Gun laws have been a salient topic in this day and age. While similarities may ensue, each state has its own set of laws with respect to possession, concealed carry, and types of weapons permitted.
Therefore, it is critical for Minnesota gun owners to familiarize themselves with the state’s firearm laws. Even though the laws are quite lenient when compared to other states, failure to adhere to any of them could result in serious criminal charges, potential fines, and even jail time.
There are different rules regarding “long” guns—such as rifles and shotguns—and “short” guns—primarily pistols.
Minnesota, like many other states, has an “open carry” law. “Open carry” involves an individual visibly carrying a firearm on his/her person.
“Concealed carry” means carrying a firearm on one’s person that is not visible—hence the term concealed. Concealed firearms are typically worn in a holster under the clothing or are kept in purses or other bags designed for concealed carry.
A “duty to retreat” resides in Minnesota law. This means that if someone feels threatened, s/he may only use deadly force as a last resort. This is in direct opposition to “stand your ground” laws common in other states. However, this duty to retreat is inapplicable in someone’s home if said individual reasonably believes s/he or anyone else in the home may be subject to great bodily harm or death by another or that the intruder is committing another felony. This is called the “castle doctrine.”

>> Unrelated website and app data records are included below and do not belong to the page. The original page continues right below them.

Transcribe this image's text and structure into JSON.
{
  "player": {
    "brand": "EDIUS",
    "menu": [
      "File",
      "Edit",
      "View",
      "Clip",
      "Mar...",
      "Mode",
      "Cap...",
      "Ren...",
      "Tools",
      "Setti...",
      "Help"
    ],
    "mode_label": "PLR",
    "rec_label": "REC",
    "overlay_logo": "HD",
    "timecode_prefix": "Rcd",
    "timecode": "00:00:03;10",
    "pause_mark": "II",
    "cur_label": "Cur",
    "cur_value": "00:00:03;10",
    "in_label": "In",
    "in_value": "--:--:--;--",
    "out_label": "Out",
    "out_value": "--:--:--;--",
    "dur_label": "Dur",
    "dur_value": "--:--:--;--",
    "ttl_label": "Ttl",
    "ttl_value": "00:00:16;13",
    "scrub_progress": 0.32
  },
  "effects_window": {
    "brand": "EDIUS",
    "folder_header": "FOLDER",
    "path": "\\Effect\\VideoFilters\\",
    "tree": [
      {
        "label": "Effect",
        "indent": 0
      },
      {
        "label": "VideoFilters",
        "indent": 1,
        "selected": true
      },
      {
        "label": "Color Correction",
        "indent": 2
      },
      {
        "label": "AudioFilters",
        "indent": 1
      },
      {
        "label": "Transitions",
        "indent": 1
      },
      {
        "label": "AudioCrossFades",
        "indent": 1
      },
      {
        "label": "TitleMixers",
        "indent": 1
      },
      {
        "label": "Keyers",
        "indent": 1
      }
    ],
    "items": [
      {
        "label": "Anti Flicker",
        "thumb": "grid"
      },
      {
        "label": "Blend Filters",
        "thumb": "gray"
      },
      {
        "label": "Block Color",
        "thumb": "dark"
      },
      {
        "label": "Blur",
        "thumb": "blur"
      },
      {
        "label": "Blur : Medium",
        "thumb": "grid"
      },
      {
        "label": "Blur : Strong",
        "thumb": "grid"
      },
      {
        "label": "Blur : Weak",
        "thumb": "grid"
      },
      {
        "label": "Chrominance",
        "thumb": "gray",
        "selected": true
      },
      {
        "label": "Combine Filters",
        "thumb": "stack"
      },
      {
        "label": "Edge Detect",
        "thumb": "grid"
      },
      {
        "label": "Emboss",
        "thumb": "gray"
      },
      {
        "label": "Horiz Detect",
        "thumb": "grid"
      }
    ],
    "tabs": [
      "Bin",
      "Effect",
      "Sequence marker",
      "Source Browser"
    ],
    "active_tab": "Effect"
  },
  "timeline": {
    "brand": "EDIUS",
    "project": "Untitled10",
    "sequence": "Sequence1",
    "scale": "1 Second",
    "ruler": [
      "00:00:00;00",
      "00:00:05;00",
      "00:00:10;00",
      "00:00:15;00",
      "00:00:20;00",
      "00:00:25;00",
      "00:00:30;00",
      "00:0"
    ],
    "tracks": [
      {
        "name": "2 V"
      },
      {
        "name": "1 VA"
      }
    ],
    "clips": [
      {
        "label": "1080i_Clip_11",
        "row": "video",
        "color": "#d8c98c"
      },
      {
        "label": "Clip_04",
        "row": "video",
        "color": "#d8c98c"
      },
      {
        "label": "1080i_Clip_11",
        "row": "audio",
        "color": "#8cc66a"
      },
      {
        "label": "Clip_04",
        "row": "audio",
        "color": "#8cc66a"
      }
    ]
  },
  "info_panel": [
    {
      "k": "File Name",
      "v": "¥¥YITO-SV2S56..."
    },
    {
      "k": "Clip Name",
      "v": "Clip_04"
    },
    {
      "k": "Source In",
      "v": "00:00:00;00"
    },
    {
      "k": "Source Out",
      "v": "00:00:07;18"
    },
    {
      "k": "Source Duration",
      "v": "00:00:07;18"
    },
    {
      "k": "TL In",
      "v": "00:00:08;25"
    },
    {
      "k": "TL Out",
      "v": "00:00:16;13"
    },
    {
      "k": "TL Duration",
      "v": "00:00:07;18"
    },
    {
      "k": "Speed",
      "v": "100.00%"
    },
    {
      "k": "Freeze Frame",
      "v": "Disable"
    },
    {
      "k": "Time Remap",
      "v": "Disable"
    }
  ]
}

There are no licensing or registration requirements in Minnesota. Further, even though Minnesota does have an open carry provision, it is not aligned with traditional open carry laws. In Minnesota, a special permit is required to open carry any firearm. Permits are issued by the sheriff’s department in the county where the applicant lives.
There is no stipulation in the law as to whether the weapon must be concealed. Thus, anyone with a Minnesota Permit to Carry a Pistol (PCP) may carry concealed. Also, permits are not required for transporting a firearm or keeping it at home or at one’s place of work.
Prior to 2003, Minnesota was a “may issue” state which means permits were provided on a discretionary basis. However, now, Minnesota is a “shall issue” state which means any carry permits are granted provided the applicant meets the basic requirements.
In order to obtain a carry permit, an individual must:
- Be over 21
- Be a permanent United States resident
- Fill out an application
- Be a resident in the country in which s/he is applying
- Pass a mental health and criminal background check
- Not be a person of interest in an ongoing criminal investigation
- Provide evidence of completion of a firearm safety course within one year of the application
With respect to reciprocity, Minnesota honors all permits from states with similar requirements.
In order to claim self-defense in a shooting incident, the following conditions must be met. First, there was no aggression by the defendant. Next, the defendant believed s/he or others were in imminent danger of great bodily harm or death. Third, the defendant’s belief must be reasonable. Finally, the defendant had no reasonable possibility to retreat.
The state does not require background checks for private firearm sales unless the seller is a federally licensed firearm dealer. However, if a private transfer is made to a prohibited individual who uses the gun during the commission of a violent felony within one year of the transfer, then the private seller can face gross misdemeanor charges.
Whereas some states have restrictions on “military” style or “assault” weapons and high-capacity magazines, Minnesota has no restriction. Instead, the law states that anyone 18 years of age and older may purchase an assault weapon with a permit to purchase, while anyone 21 and over may purchase one with a permit to carry.
There are certain places where an individual may not carry a firearm, even with a permit. Such places include:
- Schools and school buses
- Childcare centers if children are present
- State hospitals
- State detention or correctional facilities
- Courthouses (without special permission) including any courtroom or office therein
- Any federal facility
- Private establishments if posted or asked to leave by the owner or agent
- Places of employment, both public and private, if the employer restricts firearm possession by employees